“We must meet the demand of the times and accept supervision on our own initiative, especially for those affairs concerning public interests. We must think more carefully, consult more and collect more opinions from the public in order to be open, transparent, and democratic, and conform to the law when carrying out work,” Ke said.
More on the Way
“Once the Supervision Law is passed, we need to revise many other related laws so that they are consistent with the amended Constitution and the Supervision Law,” Liu said.

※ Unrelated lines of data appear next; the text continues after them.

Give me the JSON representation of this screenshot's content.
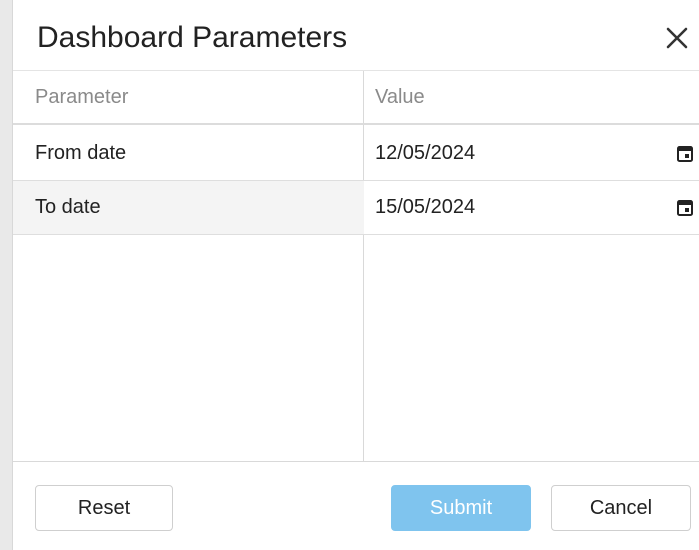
{
  "dialog": {
    "title": "Dashboard Parameters",
    "close_icon": "close-icon"
  },
  "table": {
    "headers": {
      "parameter": "Parameter",
      "value": "Value"
    },
    "rows": [
      {
        "parameter": "From date",
        "value": "12/05/2024",
        "icon": "calendar-icon"
      },
      {
        "parameter": "To date",
        "value": "15/05/2024",
        "icon": "calendar-icon"
      }
    ]
  },
  "footer": {
    "reset_label": "Reset",
    "submit_label": "Submit",
    "cancel_label": "Cancel"
  },
  "colors": {
    "submit_bg": "#7fc4ee",
    "alt_row_bg": "#f4f4f4",
    "header_text": "#8a8a8a"
  }
}
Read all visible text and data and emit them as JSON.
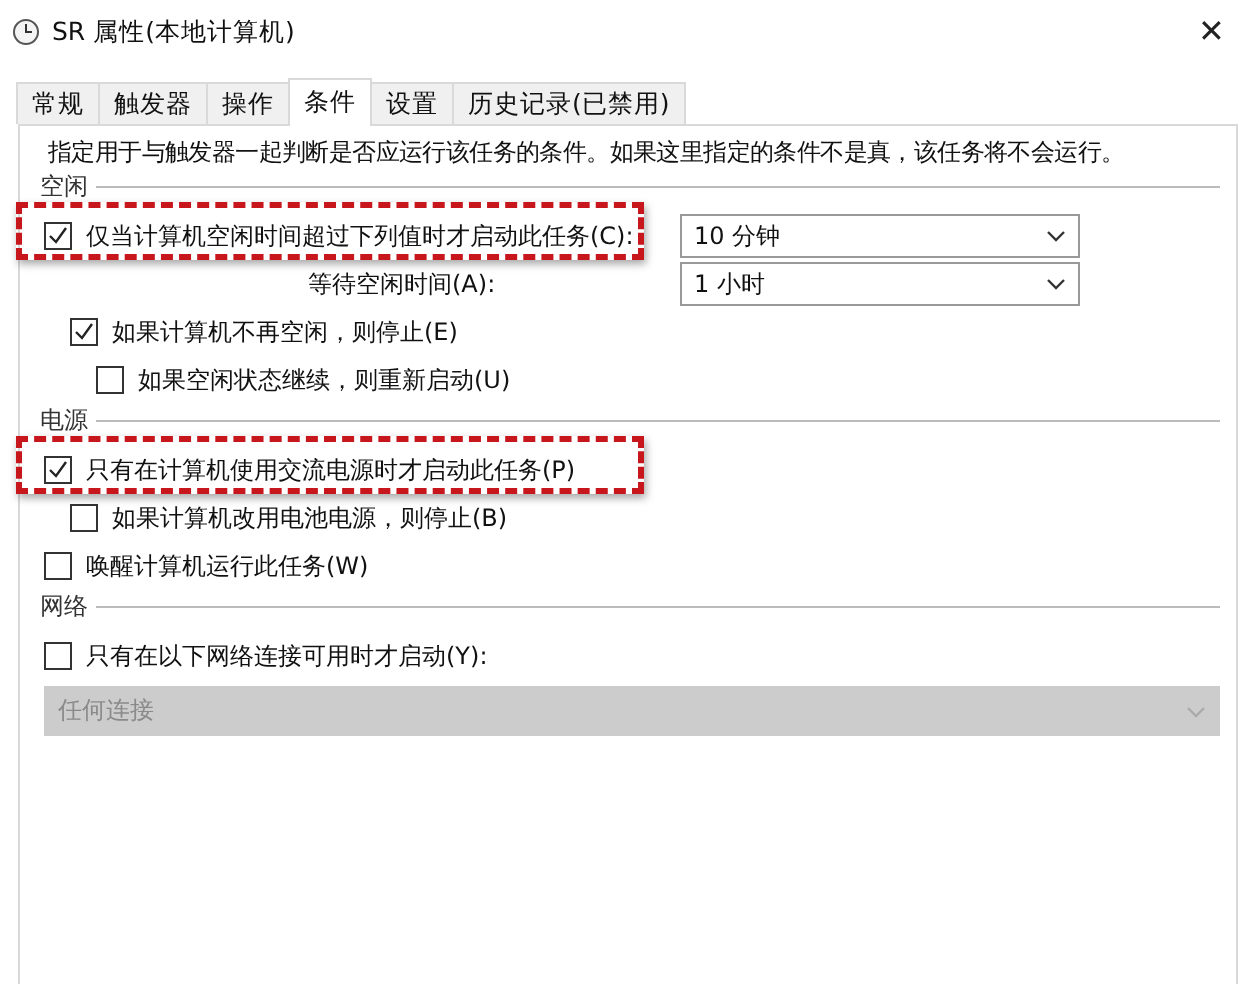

Fang Lingmin, an NPC deputy and director of the Supervisory Commission of Guangxi Zhuang Autonomous Region, agrees with Liu. According to the amendment to the Constitution, the supervisory organs will coordinate with judicial organs, procuratorial organs, and law enforcement departments in the handling of duty-related offenses. Fang said that as the reform of the supervisory system deepens and the Supervision Law is promulgated, more laws will have to be revised to keep in line with the supervisory system reform and the Supervision Law, requiring that related departments better cooperate with each other.
“After the Supervision Law has taken effect, the Criminal Procedure Law, the Law on the Organization of the People’s Procuratorates, the Public Procurators Law and the State Compensation Law must be revised. We also need to establish and improve some other related systems and institutions,” Fang said.
Before being appointed director of the Supervisory Commission of Zhejiang, Liu was director of the International Cooperation Bureau of the CPC Central Commission for Discipline Inspection. He said that China’s supervisory system reform reviewed all excellent cultural traditions and governance measures in the country’s history. It also evaluated the experiences of anti-corruption practices and incorporated them into a law.
Fighting corruption with an open mind, China is ready to exchange ideas and cooperate with other countries to combat corruption, which will also help the country run the supervisory system better, Liu said.
“In the future, we will also strengthen anti-graft cooperation with other countries, including the exchange of ideas and collaboration in measures and specific cases. If other countries need help from China in fighting corruption, China is ready to lend a hand,” Liu said.
(The article was originally published in Beijing Review.)